Some things are just meant to be simple, delicious and evocative. My earliest memories of food and cooking always have the gorgeous aroma of beans simmering on my grandmother’s stove. She made a fresh pot almost every day and the smell is woven into all my memories of her, the house with the creaky wooden floors and the smells of her flowers.
Every time I make a pot, it is like she is right back front and center, larger than life with her gentle little hands, showing me how to pat a tortilla, measure something out for baking, how to chop finely, how to pinch up the sides of a sope and a million other life lessons. I miss her as keenly over 20 years since she’s been gone from this world as the day I lost her, but the scent of beans cooking in the pot always makes me feel her presence and it comforts me.
Beans seem like simple fare, maybe even bothersome or peasant food to some but to me they are necessary. They go with just about any meal, are loaded with nutrients, are economical, versatile and filling and I couldn’t imagine life without them. My favorite though is just out of the pot topped with chopped onion, tomato and cilantro. It’s like a soup, absolutely delicious and with a freshly made tortilla dipped in, pure ecstasy.
To my mind, nothing is better than that first bowl of beans fresh out of a clay pot before they get re-fried or used for other things like tostadas, burritos, etc. I still love them however they are cooked, but that first bowl of soupy pinto beans with the bright Mexican flag colors is just special.
I often get asked, “how do your beans come out so good?” or “what did you do to make them so good?” and it always surprises me, because to me beans are beans and no work at all. I do remember my mother couldn’t make a pot to save her life. We’d come home from school to the smell of burnt beans permeating the house and think, “Jeez, mom forgot to put water in the beans again.” That never happened at Grandma’s house. When I go over the steps in my head to my Grandma Lupe’s perfect pot of beans, its almost zen-like to me. Maybe other Mexican cooks have different ways of preparing them but I only know hers and they’re always, always perfect so I thought I’d share the steps.
My grandmother never used just pinto beans. She had this beautiful, big acrylic container my Uncle Adam had made for her that was filled with a mixture of large white beans, kidney beans, pintos, small lima beans, navy beans and pink beans. The varying colors and sizes were beautiful and to me as a child, like little gems in a treasure box.

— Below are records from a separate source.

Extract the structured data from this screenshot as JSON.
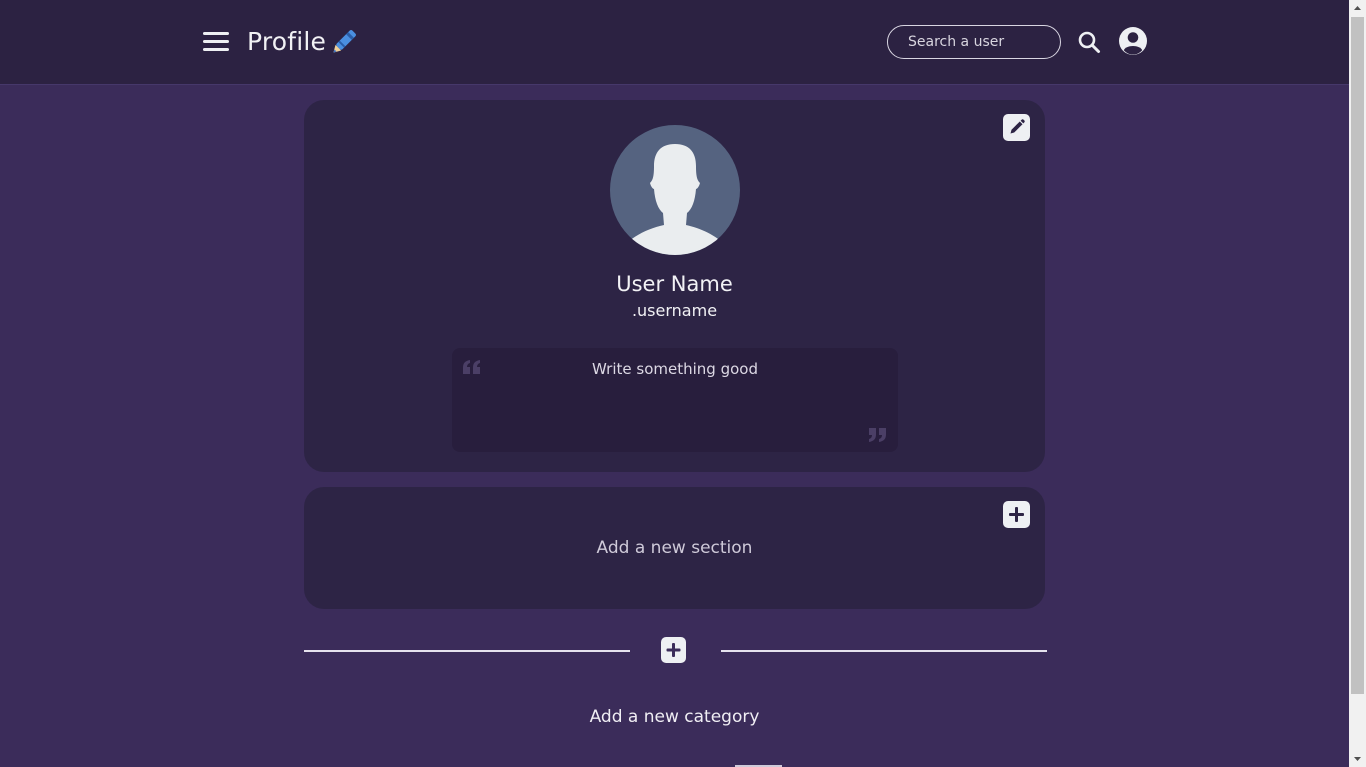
{
  "header": {
    "title": "Profile",
    "search_placeholder": "Search a user"
  },
  "profile": {
    "display_name": "User Name",
    "handle": ".username",
    "bio_placeholder": "Write something good"
  },
  "sections": {
    "add_section_label": "Add a new section"
  },
  "categories": {
    "add_category_label": "Add a new category"
  },
  "colors": {
    "page_background": "#3b2c5a",
    "header_background": "#2c2242",
    "card_background": "#2d2445",
    "bio_background": "#281e3d",
    "avatar_background": "#556380",
    "icon_light": "#eef0f3"
  },
  "icons": {
    "menu": "hamburger-menu-icon",
    "title_decoration": "crayon-icon",
    "search": "search-icon",
    "account": "user-circle-icon",
    "edit": "pencil-icon",
    "add": "plus-icon",
    "quote_open": "quote-open-icon",
    "quote_close": "quote-close-icon"
  }
}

I loved sticking my hands into that clear container and picking up handfuls and letting them stream back in.
First step to a pot of good beans is cleaning them. This is where the zen comes in. My grandmother would pile in front of me little hills of beans and my job was to carefully inspect each one. Broken ones, little dirt rocks and ones with the skins peeling were swiftly scooted off into a discard pile. Good ones went into the keep pile. I always found it very soothing to sort the beans and still do.
Once you’re done sorting the beans, put the good ones into a colander and wash them throughoughly in warm water then set aside.

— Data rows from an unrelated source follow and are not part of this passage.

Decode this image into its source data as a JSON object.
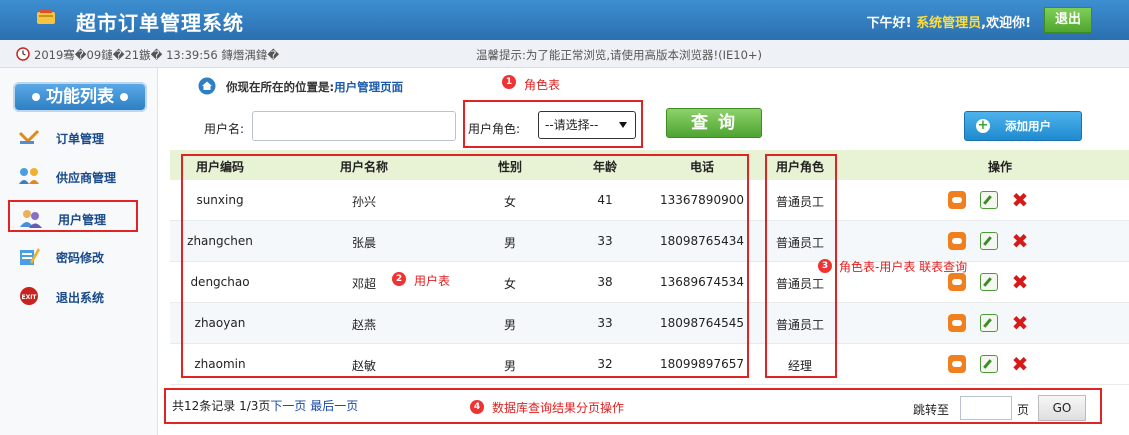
{
  "header": {
    "title": "超市订单管理系统",
    "greeting_prefix": "下午好!",
    "role": "系统管理员",
    "greeting_suffix": ",欢迎你!",
    "logout_label": "退出"
  },
  "infobar": {
    "time": "2019骞�09鏈�21鏃� 13:39:56 鏄熸湡鍏�",
    "tip": "温馨提示:为了能正常浏览,请使用高版本浏览器!(IE10+)"
  },
  "sidebar": {
    "title": "功能列表",
    "items": [
      {
        "label": "订单管理",
        "icon": "order-icon"
      },
      {
        "label": "供应商管理",
        "icon": "supplier-icon"
      },
      {
        "label": "用户管理",
        "icon": "user-icon",
        "active": true
      },
      {
        "label": "密码修改",
        "icon": "password-icon"
      },
      {
        "label": "退出系统",
        "icon": "exit-icon"
      }
    ]
  },
  "breadcrumb": {
    "prefix": "你现在所在的位置是:",
    "page": "用户管理页面"
  },
  "search": {
    "name_label": "用户名:",
    "name_value": "",
    "role_label": "用户角色:",
    "role_value": "--请选择--",
    "query_label": "查 询",
    "add_label": "添加用户"
  },
  "table": {
    "headers": [
      "用户编码",
      "用户名称",
      "性别",
      "年龄",
      "电话",
      "用户角色",
      "操作"
    ],
    "rows": [
      [
        "sunxing",
        "孙兴",
        "女",
        "41",
        "13367890900",
        "普通员工"
      ],
      [
        "zhangchen",
        "张晨",
        "男",
        "33",
        "18098765434",
        "普通员工"
      ],
      [
        "dengchao",
        "邓超",
        "女",
        "38",
        "13689674534",
        "普通员工"
      ],
      [
        "zhaoyan",
        "赵燕",
        "男",
        "33",
        "18098764545",
        "普通员工"
      ],
      [
        "zhaomin",
        "赵敏",
        "男",
        "32",
        "18099897657",
        "经理"
      ]
    ]
  },
  "pagination": {
    "summary": "共12条记录  1/3页",
    "next": "下一页",
    "last": "最后一页",
    "jump_label": "跳转至",
    "jump_value": "",
    "page_unit": "页",
    "go_label": "GO"
  },
  "annotations": [
    {
      "num": "1",
      "text": "角色表"
    },
    {
      "num": "2",
      "text": "用户表"
    },
    {
      "num": "3",
      "text": "角色表-用户表 联表查询"
    },
    {
      "num": "4",
      "text": "数据库查询结果分页操作"
    }
  ],
  "colors": {
    "header_bg": "#2b6fb0",
    "role_highlight": "#ffde3c",
    "annotation_red": "#e02424",
    "table_header_bg": "#e8f2d4"
  }
}
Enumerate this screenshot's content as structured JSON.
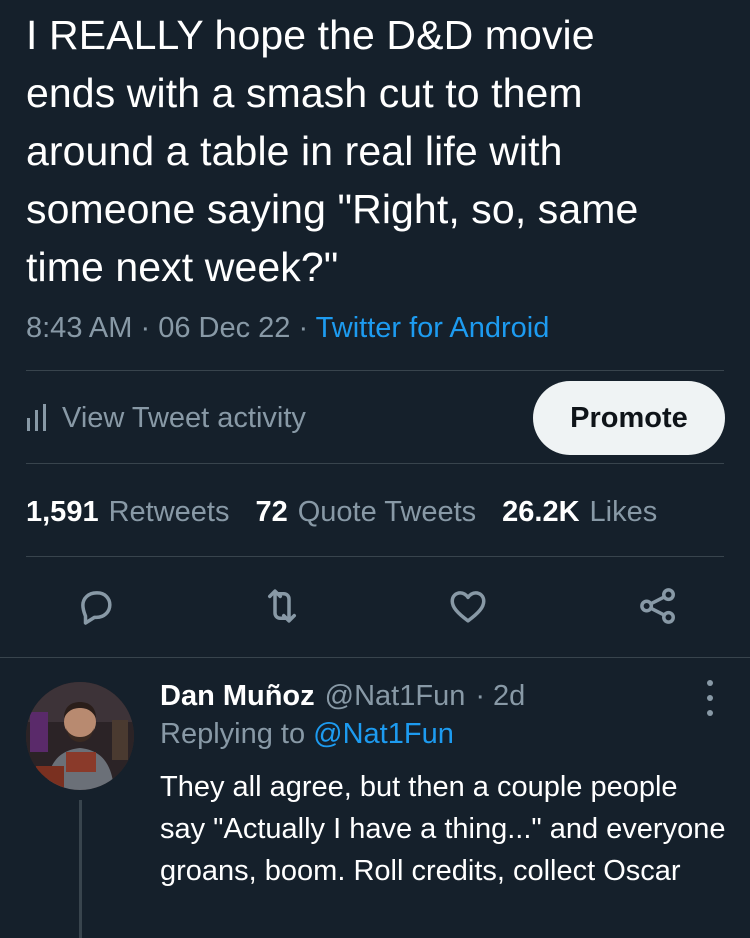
{
  "tweet": {
    "text": "I REALLY hope the D&D movie\nends with a smash cut to them\naround a table in real life with\nsomeone saying \"Right, so, same\ntime next week?\"",
    "time": "8:43 AM",
    "date": "06 Dec 22",
    "separator": " · ",
    "source": "Twitter for Android"
  },
  "activity": {
    "label": "View Tweet activity",
    "icon": "bar-chart-icon"
  },
  "promote_label": "Promote",
  "stats": {
    "retweets_count": "1,591",
    "retweets_label": "Retweets",
    "quotes_count": "72",
    "quotes_label": "Quote Tweets",
    "likes_count": "26.2K",
    "likes_label": "Likes"
  },
  "actions": [
    "reply-icon",
    "retweet-icon",
    "like-icon",
    "share-icon"
  ],
  "reply": {
    "name": "Dan Muñoz",
    "handle": "@Nat1Fun",
    "age": "· 2d",
    "replying_prefix": "Replying to",
    "replying_handle": "@Nat1Fun",
    "text": "They all agree, but then a couple people say \"Actually I have a thing...\" and everyone groans, boom. Roll credits, collect Oscar"
  },
  "colors": {
    "background": "#15202b",
    "secondary_text": "#8899a6",
    "link": "#1d9bf0",
    "divider": "#38444d"
  }
}
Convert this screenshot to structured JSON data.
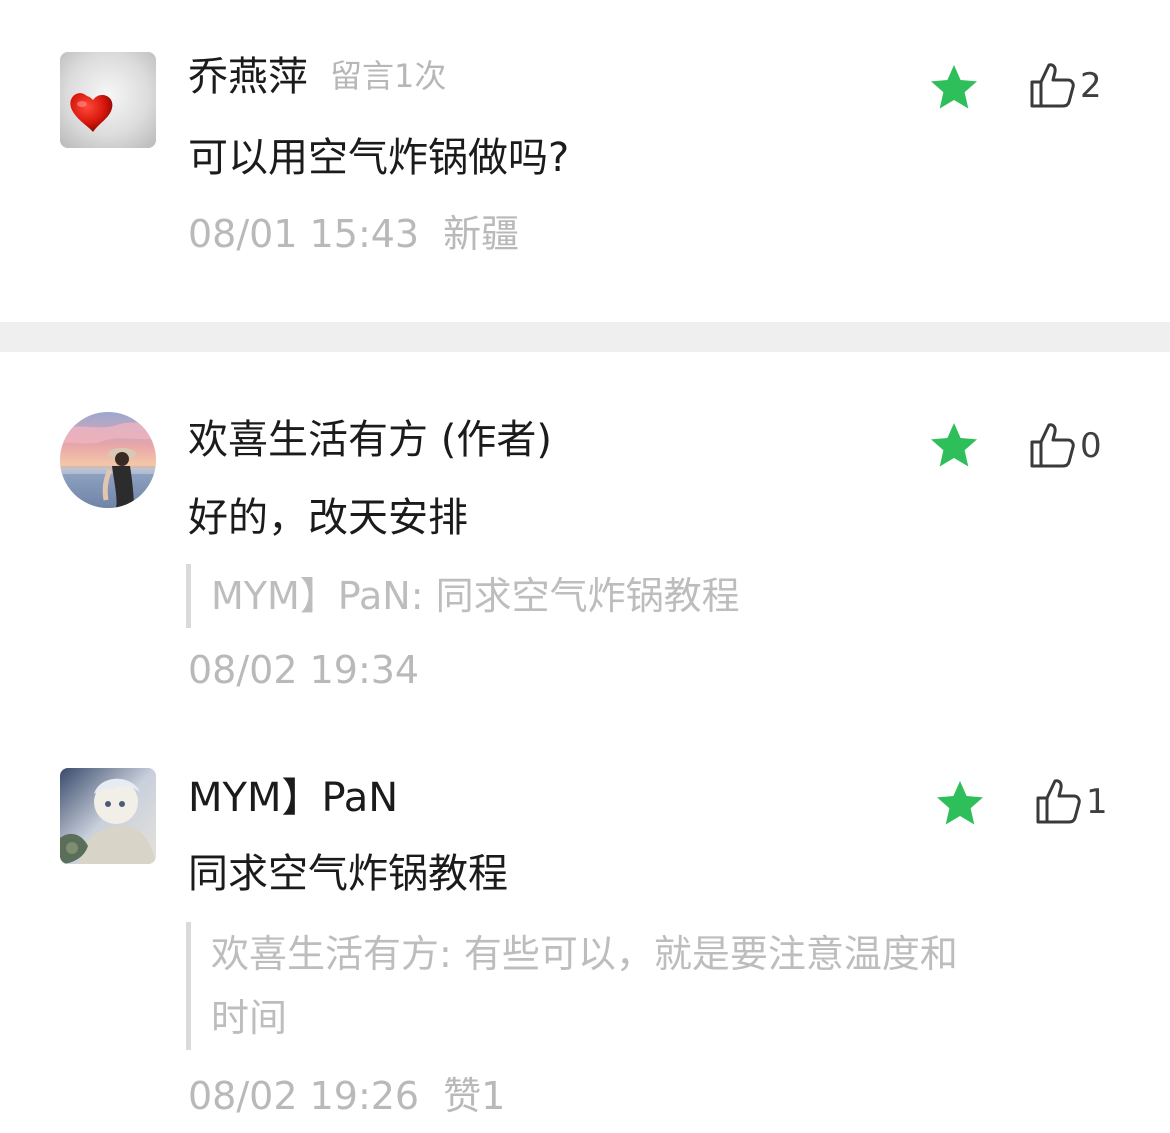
{
  "comments": [
    {
      "name": "乔燕萍",
      "meta": "留言1次",
      "content": "可以用空气炸锅做吗?",
      "time": "08/01 15:43",
      "location": "新疆",
      "likes": "2",
      "starred": true
    },
    {
      "name": "欢喜生活有方 (作者)",
      "content": "好的，改天安排",
      "quote": "MYM】PaN: 同求空气炸锅教程",
      "time": "08/02 19:34",
      "likes": "0",
      "starred": true
    },
    {
      "name": "MYM】PaN",
      "content": "同求空气炸锅教程",
      "quote_line1": "欢喜生活有方: 有些可以，就是要注意温度和",
      "quote_line2": "时间",
      "time": "08/02 19:26",
      "extra": "赞1",
      "likes": "1",
      "starred": true
    }
  ],
  "colors": {
    "star": "#2fbf5a",
    "text": "#1b1b1b",
    "muted": "#b9b9b9",
    "divider": "#efefef"
  },
  "icons": {
    "star": "star-icon",
    "like": "thumbs-up-icon"
  }
}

In a large pot* fill just about an inch below the rim with cool water and bring to a boil.
Once you have the water at a rolling boil, add salt (no measurements here – depends on taste and how much you are making), two cloves of garlic and one golden onion, peeled and quartered.

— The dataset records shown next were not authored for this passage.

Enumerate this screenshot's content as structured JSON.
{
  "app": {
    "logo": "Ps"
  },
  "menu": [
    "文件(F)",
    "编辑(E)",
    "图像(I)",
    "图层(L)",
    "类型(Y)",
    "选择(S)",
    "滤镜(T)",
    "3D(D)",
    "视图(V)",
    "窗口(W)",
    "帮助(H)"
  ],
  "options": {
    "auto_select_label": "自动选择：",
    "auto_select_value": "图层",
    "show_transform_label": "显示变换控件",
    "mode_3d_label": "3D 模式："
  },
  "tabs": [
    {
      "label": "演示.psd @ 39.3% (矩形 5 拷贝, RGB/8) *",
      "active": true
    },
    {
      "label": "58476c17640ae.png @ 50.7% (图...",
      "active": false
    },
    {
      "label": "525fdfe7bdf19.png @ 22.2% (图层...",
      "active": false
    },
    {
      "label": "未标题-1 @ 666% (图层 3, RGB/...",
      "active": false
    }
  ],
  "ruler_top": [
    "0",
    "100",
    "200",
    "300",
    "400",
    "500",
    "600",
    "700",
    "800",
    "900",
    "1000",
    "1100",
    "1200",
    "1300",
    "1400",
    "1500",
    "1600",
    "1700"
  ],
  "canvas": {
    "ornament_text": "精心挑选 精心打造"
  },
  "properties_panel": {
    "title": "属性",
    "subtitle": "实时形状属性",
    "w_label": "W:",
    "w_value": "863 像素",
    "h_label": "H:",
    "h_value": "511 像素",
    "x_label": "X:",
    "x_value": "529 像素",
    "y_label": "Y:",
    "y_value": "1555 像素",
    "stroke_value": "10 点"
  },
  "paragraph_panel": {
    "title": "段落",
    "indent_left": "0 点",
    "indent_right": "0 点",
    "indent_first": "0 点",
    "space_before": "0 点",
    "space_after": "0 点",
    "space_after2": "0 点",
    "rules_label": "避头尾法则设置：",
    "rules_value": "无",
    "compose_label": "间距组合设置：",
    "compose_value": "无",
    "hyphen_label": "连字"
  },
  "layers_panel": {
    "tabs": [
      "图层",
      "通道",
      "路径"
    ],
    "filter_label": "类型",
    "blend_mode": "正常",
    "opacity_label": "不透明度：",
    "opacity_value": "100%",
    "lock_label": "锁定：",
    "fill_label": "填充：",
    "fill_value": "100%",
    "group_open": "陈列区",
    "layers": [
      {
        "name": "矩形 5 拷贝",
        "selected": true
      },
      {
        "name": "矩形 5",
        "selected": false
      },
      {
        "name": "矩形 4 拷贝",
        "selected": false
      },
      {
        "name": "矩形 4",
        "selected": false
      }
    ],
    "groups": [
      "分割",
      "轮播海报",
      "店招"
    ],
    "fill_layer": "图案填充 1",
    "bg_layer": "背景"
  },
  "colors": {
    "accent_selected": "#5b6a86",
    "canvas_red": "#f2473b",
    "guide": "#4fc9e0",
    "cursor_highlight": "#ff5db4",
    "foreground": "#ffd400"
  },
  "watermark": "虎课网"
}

Next add the beans and lower the flame/heat to very low. Cover with a tight fitting lid and let simmer (no peeking) for three hours. You do need to keep adding boiling water every so often to keep the water level an inch from the rim. Don’t forget to put water in the beans!! My grandma always kept a small pot simmering on the back burner so she could add in water and keep the temp the same.
One thing I notice is if you want nice, pink beans you limit the lid lifting. One of my friends is a compulsive lid-lifter and her beans, while they are delicious come out very dark. Some weird chemical reaction (oxidation?) happens when you lift the lid. I’ve also found that people who soak their beans before cooking them also get the dark thing going on. I am not a fan of soaking them. Why bother when you can put a pot on in the morning and have delicious beans in the afternoon?
Ok – so everyone is gonna ask but, but, but Gina you didn’t give us measurements and we don’t know how many beans to put in so I’ll attempt to gauge the amount I put in this morning. I’m using a large soup pot (stainless steel because my olla broke and I have to go back to Mexico and buy another one because I’m so not buying an olla from here but you can that’s just me) and it holds 18 cups of water just an inch below the rim, to those 18 cups I put in about 4 cups of beans. Salt is to taste so no measurement there. I start with about hmm three tablespoons and go from there.
So that’s it my grandmother’s secret for a perfect pot of beans. Love, care and some patience.
*When I was growing up, beans were cooked in a clay olla or pot. Nowadays, there is a concern with the lead content in Mexican ollas so I won’t tell you to use one even though I do. I love the flavor my olla imparts to the beans. If you want to use a traditional clay olla, please find one that is lead-free.